04 Dec 2014 by Lesley Wright, Communications Specialist, UNDP Sierra Leone

 Ebola community messengerA resident of Waterloo, an Ebola virus hotspot, gets first hand prevention information from one UNDP-supported community volunteer. Photo: H. Uddin/UNDP Sierra Leone

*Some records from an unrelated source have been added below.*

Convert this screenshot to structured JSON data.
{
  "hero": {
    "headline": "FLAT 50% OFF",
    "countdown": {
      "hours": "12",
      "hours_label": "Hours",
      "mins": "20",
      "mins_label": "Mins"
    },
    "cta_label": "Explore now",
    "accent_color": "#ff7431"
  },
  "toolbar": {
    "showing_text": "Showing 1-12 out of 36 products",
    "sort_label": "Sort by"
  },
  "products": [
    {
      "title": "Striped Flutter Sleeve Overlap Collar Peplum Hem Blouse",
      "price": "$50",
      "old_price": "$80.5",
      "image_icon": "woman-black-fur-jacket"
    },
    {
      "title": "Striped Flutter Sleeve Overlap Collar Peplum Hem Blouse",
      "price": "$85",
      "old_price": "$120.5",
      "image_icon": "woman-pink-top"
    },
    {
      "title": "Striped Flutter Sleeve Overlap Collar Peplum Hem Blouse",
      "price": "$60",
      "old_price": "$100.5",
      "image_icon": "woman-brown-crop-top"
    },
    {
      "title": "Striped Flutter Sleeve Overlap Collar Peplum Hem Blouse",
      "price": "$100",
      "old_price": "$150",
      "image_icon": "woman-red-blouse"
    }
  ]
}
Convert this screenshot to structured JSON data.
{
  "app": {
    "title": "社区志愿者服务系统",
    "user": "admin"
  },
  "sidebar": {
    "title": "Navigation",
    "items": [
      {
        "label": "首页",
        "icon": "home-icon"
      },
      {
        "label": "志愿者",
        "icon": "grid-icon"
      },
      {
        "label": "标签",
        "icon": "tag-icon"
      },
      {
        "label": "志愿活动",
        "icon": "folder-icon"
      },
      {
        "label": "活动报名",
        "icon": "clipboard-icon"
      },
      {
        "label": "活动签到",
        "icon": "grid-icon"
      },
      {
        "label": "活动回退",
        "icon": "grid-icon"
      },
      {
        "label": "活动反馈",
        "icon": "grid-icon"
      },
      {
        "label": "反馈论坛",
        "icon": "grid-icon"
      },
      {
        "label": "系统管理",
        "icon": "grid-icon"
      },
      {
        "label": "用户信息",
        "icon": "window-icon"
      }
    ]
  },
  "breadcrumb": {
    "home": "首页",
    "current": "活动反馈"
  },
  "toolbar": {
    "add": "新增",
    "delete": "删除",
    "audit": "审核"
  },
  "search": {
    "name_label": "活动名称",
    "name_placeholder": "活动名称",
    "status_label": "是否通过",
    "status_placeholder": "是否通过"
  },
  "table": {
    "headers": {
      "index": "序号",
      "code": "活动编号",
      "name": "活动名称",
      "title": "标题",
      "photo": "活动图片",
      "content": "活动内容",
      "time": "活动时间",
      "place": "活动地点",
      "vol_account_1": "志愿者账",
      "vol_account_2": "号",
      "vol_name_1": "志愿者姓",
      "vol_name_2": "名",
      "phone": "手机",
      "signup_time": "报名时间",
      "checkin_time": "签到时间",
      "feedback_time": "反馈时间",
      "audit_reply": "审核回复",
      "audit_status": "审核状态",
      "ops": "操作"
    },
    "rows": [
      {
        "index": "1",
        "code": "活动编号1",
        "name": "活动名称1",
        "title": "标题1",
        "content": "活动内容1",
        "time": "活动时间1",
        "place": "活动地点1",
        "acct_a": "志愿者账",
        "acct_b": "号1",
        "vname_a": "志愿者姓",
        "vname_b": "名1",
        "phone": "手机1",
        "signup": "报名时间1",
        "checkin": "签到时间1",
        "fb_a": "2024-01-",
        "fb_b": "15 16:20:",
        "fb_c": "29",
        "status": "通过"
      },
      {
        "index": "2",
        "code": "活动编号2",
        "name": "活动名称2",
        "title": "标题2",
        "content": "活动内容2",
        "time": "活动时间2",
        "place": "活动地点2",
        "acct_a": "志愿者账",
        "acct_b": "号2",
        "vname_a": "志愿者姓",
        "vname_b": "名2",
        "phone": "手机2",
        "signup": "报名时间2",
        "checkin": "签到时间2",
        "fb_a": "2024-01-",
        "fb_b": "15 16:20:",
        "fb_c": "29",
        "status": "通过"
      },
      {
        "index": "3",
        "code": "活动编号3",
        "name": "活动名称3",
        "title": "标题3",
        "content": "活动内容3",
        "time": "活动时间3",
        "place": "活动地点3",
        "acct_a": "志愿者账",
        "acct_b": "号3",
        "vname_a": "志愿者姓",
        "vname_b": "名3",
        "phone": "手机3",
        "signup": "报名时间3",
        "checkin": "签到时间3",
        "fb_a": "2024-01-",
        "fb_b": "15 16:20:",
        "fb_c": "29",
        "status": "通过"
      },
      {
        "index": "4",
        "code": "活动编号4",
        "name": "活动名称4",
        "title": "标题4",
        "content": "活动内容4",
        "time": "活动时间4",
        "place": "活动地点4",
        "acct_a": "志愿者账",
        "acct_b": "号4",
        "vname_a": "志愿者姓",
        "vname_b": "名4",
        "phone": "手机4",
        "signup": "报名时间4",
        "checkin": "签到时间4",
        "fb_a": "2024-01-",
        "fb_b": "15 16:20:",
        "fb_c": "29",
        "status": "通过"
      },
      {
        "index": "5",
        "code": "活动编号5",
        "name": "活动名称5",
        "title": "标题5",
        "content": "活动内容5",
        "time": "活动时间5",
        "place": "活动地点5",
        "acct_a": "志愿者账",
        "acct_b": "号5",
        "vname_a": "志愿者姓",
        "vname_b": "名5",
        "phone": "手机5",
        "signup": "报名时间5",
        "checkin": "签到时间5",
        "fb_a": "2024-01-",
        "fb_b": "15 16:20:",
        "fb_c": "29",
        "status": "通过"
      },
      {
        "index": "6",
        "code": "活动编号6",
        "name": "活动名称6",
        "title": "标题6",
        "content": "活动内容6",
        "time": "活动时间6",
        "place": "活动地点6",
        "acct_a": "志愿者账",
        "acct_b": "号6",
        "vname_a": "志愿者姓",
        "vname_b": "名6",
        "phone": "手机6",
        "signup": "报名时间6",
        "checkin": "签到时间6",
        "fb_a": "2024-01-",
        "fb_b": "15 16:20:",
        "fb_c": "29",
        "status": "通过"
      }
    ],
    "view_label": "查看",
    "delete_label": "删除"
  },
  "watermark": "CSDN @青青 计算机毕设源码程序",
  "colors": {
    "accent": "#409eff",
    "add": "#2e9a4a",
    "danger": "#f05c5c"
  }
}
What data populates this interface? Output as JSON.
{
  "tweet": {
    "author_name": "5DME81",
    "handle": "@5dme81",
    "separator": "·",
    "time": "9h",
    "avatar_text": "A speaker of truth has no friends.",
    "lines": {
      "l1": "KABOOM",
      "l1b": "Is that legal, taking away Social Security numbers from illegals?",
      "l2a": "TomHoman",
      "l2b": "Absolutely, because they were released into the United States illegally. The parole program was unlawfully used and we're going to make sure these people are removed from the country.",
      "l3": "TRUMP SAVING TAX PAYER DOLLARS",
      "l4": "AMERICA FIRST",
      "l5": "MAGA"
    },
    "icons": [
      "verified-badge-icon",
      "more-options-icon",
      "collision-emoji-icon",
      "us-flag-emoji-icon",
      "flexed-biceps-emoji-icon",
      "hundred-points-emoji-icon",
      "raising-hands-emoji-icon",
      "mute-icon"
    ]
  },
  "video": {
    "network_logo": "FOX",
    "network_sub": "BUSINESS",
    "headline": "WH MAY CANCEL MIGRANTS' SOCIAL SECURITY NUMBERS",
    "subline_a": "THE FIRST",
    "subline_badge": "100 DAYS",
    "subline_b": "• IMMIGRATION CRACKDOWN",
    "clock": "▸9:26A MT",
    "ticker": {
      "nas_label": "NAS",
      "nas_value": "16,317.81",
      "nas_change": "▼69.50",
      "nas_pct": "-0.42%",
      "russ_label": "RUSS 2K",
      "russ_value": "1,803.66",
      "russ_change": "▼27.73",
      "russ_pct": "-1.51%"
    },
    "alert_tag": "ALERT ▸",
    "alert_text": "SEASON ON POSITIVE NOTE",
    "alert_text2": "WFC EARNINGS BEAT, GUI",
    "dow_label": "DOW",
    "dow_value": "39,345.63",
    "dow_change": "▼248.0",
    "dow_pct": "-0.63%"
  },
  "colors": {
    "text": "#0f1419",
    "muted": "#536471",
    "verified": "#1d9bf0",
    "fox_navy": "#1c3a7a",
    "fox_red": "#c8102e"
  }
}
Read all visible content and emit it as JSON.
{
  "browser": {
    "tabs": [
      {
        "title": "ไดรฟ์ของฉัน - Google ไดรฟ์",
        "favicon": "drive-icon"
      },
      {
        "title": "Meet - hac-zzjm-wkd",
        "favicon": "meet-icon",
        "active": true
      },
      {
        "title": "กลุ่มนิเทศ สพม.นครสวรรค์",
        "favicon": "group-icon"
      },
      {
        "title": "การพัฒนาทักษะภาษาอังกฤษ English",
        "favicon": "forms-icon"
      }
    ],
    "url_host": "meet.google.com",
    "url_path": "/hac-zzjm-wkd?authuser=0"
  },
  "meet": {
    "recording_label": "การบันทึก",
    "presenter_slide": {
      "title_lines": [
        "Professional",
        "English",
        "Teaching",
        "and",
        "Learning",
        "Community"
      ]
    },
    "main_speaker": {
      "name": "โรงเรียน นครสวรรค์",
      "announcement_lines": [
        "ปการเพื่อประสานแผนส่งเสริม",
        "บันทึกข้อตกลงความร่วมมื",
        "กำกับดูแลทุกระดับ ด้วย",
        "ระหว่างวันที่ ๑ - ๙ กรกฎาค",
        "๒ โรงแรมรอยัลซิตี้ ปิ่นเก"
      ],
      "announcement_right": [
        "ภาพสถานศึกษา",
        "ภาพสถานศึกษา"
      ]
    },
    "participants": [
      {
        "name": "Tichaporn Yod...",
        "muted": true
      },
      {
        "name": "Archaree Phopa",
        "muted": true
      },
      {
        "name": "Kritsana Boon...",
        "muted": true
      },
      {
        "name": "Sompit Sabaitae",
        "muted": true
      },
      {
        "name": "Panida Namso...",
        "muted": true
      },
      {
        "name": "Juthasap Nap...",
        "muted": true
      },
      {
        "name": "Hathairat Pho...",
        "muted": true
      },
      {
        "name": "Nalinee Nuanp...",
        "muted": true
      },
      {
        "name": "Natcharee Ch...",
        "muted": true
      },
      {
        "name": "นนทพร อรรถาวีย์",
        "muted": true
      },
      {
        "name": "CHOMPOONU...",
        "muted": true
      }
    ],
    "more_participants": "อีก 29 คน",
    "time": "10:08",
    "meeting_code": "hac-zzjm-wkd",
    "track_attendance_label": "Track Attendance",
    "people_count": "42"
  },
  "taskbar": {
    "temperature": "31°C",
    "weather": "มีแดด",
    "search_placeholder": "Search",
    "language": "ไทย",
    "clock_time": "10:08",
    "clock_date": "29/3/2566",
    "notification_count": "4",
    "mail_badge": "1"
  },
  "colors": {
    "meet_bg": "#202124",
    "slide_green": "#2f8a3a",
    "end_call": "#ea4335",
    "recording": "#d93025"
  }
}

Ebola spreads fast and rumours even faster. In a crisis where information means the difference between life and death, the rumour mill is not helping to end the outbreak. Everyone has a theory about Ebola; some claim they know how to stop it, most claim to know where it came from. Most of the theories contradict reality and serve as a roadblock to eradicating Ebola, like false cures or where donor money is spent. Sierra Leone is a story-telling society, but word of mouth is the best form of communications, particularly when more than 60% of adults are illiterate. In Sierra Leone, secret societies, tacit ethical codes and centuries-long traditions rule the roost. So when some people speak, the country listens.   With this rumour mill comes potential. We, and other UN agencies, NGOs, the Government of Sierra Leone and other stakeholders have made messaging the core of our work. Whether it’s going door-to-door, erecting giant billboards or handing out flyers, getting the right message to everyone is not just about exposure, it’s about trust. Our Ebola community messengers go through their own communities, and speak face-to-face, ensuring they are heard loud and clear. If not, their blue overalls with 117, … Read more